• [WHAT TO PRODUCE]
Check each line of the data for "battery", and copy the ones that have it.

• [MATERIAL FOR THIS EXERCISE]
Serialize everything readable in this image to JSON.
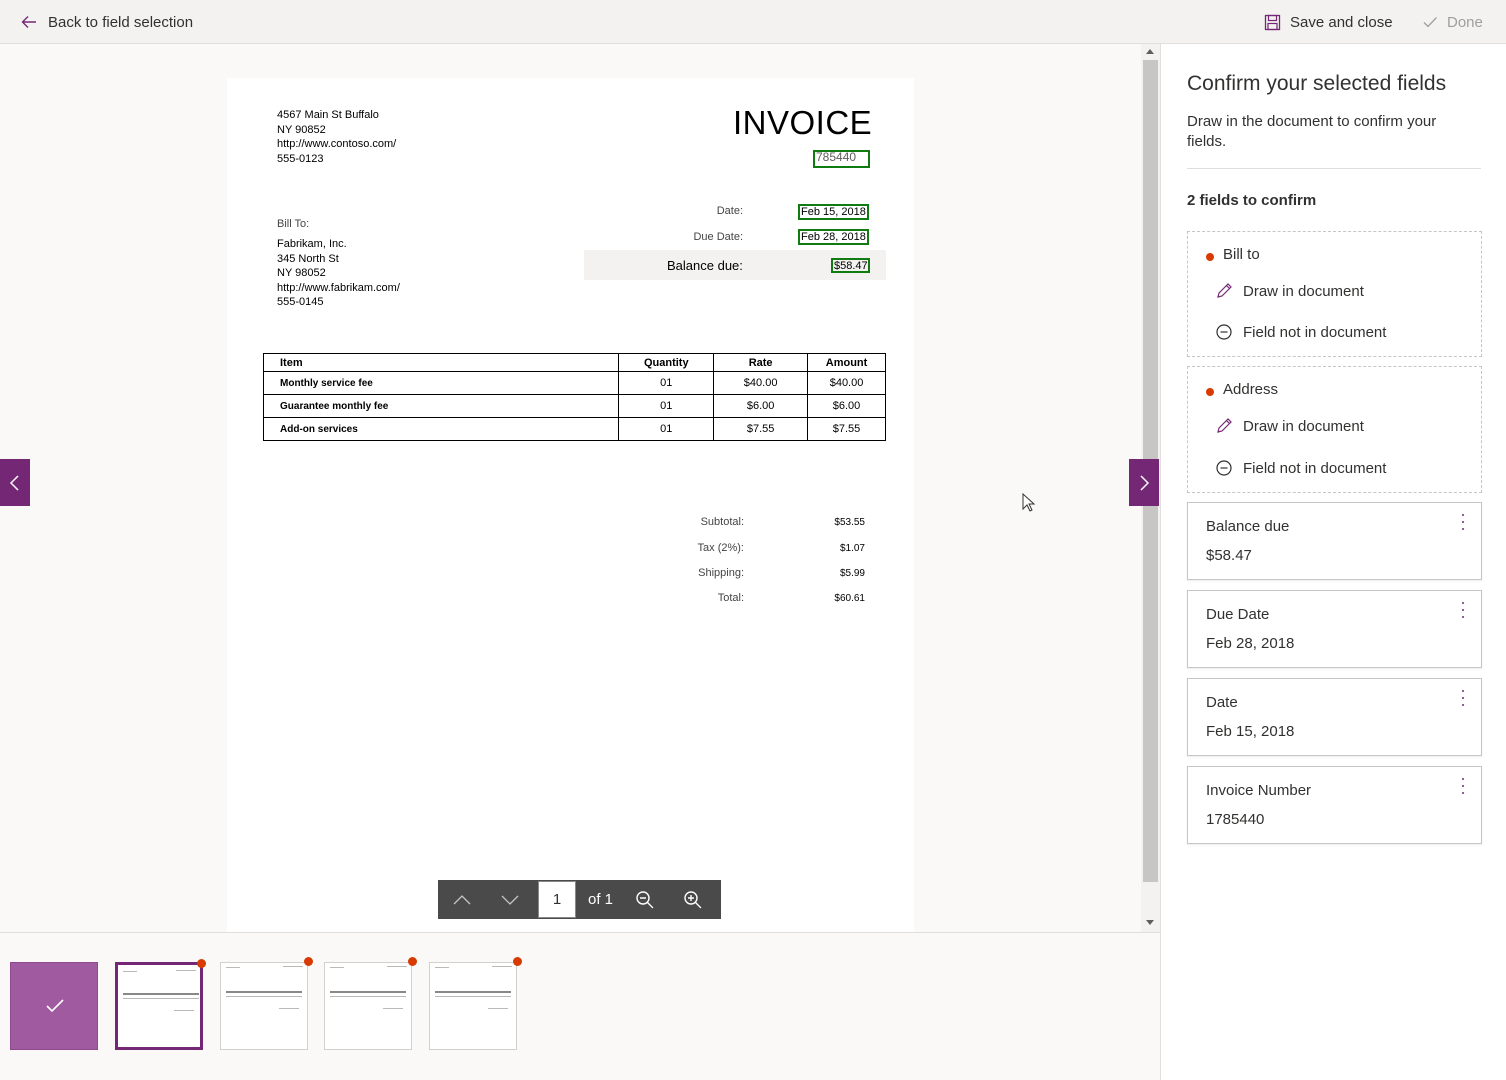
{
  "topbar": {
    "back_label": "Back to field selection",
    "save_label": "Save and close",
    "done_label": "Done"
  },
  "invoice": {
    "address_lines": [
      "4567 Main St Buffalo",
      "NY 90852",
      "http://www.contoso.com/",
      "555-0123"
    ],
    "title": "INVOICE",
    "number": "785440",
    "date_label": "Date:",
    "date_value": "Feb 15, 2018",
    "due_label": "Due Date:",
    "due_value": "Feb 28, 2018",
    "balance_label": "Balance due:",
    "balance_value": "$58.47",
    "billto_label": "Bill To:",
    "billto_lines": [
      "Fabrikam, Inc.",
      "345 North St",
      "NY 98052",
      "http://www.fabrikam.com/",
      "555-0145"
    ],
    "table": {
      "headers": [
        "Item",
        "Quantity",
        "Rate",
        "Amount"
      ],
      "rows": [
        [
          "Monthly service fee",
          "01",
          "$40.00",
          "$40.00"
        ],
        [
          "Guarantee monthly fee",
          "01",
          "$6.00",
          "$6.00"
        ],
        [
          "Add-on services",
          "01",
          "$7.55",
          "$7.55"
        ]
      ]
    },
    "totals": [
      {
        "label": "Subtotal:",
        "value": "$53.55"
      },
      {
        "label": "Tax (2%):",
        "value": "$1.07"
      },
      {
        "label": "Shipping:",
        "value": "$5.99"
      },
      {
        "label": "Total:",
        "value": "$60.61"
      }
    ]
  },
  "pager": {
    "page_value": "1",
    "of_label": "of 1"
  },
  "panel": {
    "title": "Confirm your selected fields",
    "subtitle": "Draw in the document to confirm your fields.",
    "count_label": "2 fields to confirm",
    "unconfirmed": [
      {
        "name": "Bill to",
        "draw_label": "Draw in document",
        "missing_label": "Field not in document"
      },
      {
        "name": "Address",
        "draw_label": "Draw in document",
        "missing_label": "Field not in document"
      }
    ],
    "confirmed": [
      {
        "name": "Balance due",
        "value": "$58.47"
      },
      {
        "name": "Due Date",
        "value": "Feb 28, 2018"
      },
      {
        "name": "Date",
        "value": "Feb 15, 2018"
      },
      {
        "name": "Invoice Number",
        "value": "1785440"
      }
    ]
  },
  "colors": {
    "accent": "#742774",
    "field_box": "#107c10",
    "required_dot": "#d83b01"
  },
  "icons": {
    "back": "arrow-left-icon",
    "save": "save-icon",
    "done": "checkmark-icon",
    "draw": "pencil-icon",
    "missing": "minus-circle-icon",
    "more": "more-vertical-icon"
  }
}
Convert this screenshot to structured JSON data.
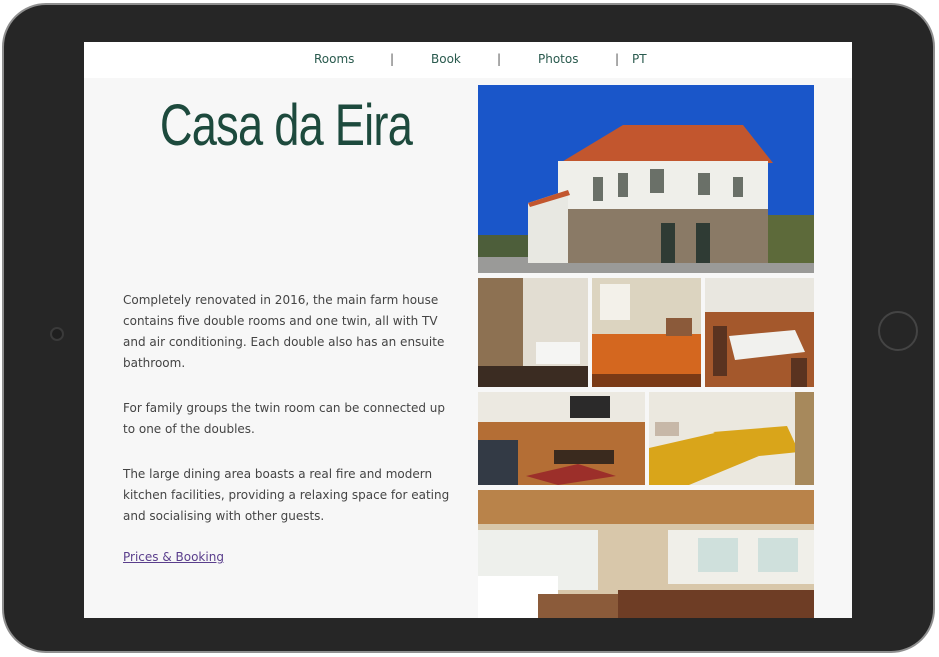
{
  "nav": {
    "items": [
      "Rooms",
      "Book",
      "Photos",
      "PT"
    ],
    "separator": "|"
  },
  "page": {
    "title": "Casa da Eira",
    "paragraphs": [
      "Completely renovated in 2016, the main farm house contains five double rooms and one twin, all with TV and air conditioning. Each double also has an ensuite bathroom.",
      "For family groups the twin room can be connected up to one of the doubles.",
      "The large dining area boasts a real fire and modern kitchen facilities, providing a relaxing space for eating and socialising with other guests."
    ],
    "link": "Prices & Booking"
  },
  "colors": {
    "title": "#1d4a3d",
    "nav_text": "#2a5a4e",
    "link": "#5a3e8c",
    "sky": "#1a56c9",
    "roof": "#c2562e"
  }
}
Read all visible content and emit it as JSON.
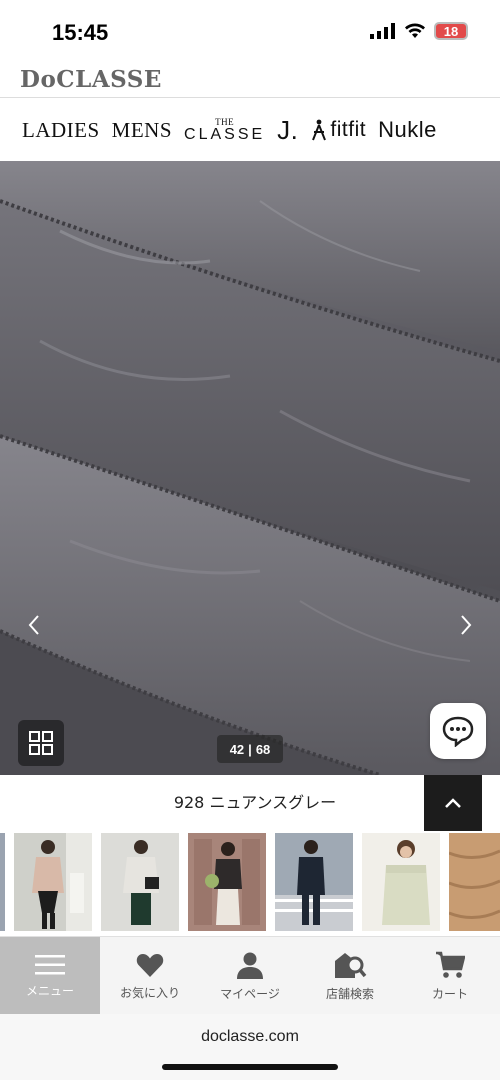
{
  "status": {
    "time": "15:45",
    "battery": "18",
    "icons": [
      "signal-icon",
      "wifi-icon",
      "battery-icon"
    ]
  },
  "header": {
    "logo": "DoCLASSE"
  },
  "brands": [
    {
      "label": "LADIES"
    },
    {
      "label": "MENS"
    },
    {
      "label_top": "THE",
      "label": "CLASSE"
    },
    {
      "label": "J."
    },
    {
      "label": "fitfit"
    },
    {
      "label": "Nukle"
    }
  ],
  "gallery": {
    "counter_current": "42",
    "counter_total": "68",
    "counter_separator": "|",
    "prev_icon": "chevron-left-icon",
    "next_icon": "chevron-right-icon"
  },
  "color": {
    "name": "928 ニュアンスグレー"
  },
  "thumbnails": [
    {
      "name": "thumb-partial"
    },
    {
      "name": "thumb-1"
    },
    {
      "name": "thumb-2"
    },
    {
      "name": "thumb-3"
    },
    {
      "name": "thumb-4"
    },
    {
      "name": "thumb-5"
    },
    {
      "name": "thumb-6"
    }
  ],
  "tabbar": {
    "items": [
      {
        "label": "メニュー",
        "icon": "menu-icon",
        "active": true
      },
      {
        "label": "お気に入り",
        "icon": "heart-icon",
        "active": false
      },
      {
        "label": "マイページ",
        "icon": "user-icon",
        "active": false
      },
      {
        "label": "店舗検索",
        "icon": "store-search-icon",
        "active": false
      },
      {
        "label": "カート",
        "icon": "cart-icon",
        "active": false
      }
    ]
  },
  "browser": {
    "url": "doclasse.com"
  },
  "colors": {
    "accent_dark": "#1c1c1c",
    "battery": "#e24a4a",
    "tab_active": "#bdbdbd",
    "fabric": "#5d5c63"
  }
}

• [FINISHED TASK]
    "battery": "18",
      "battery-icon"
    "battery": "#e24a4a",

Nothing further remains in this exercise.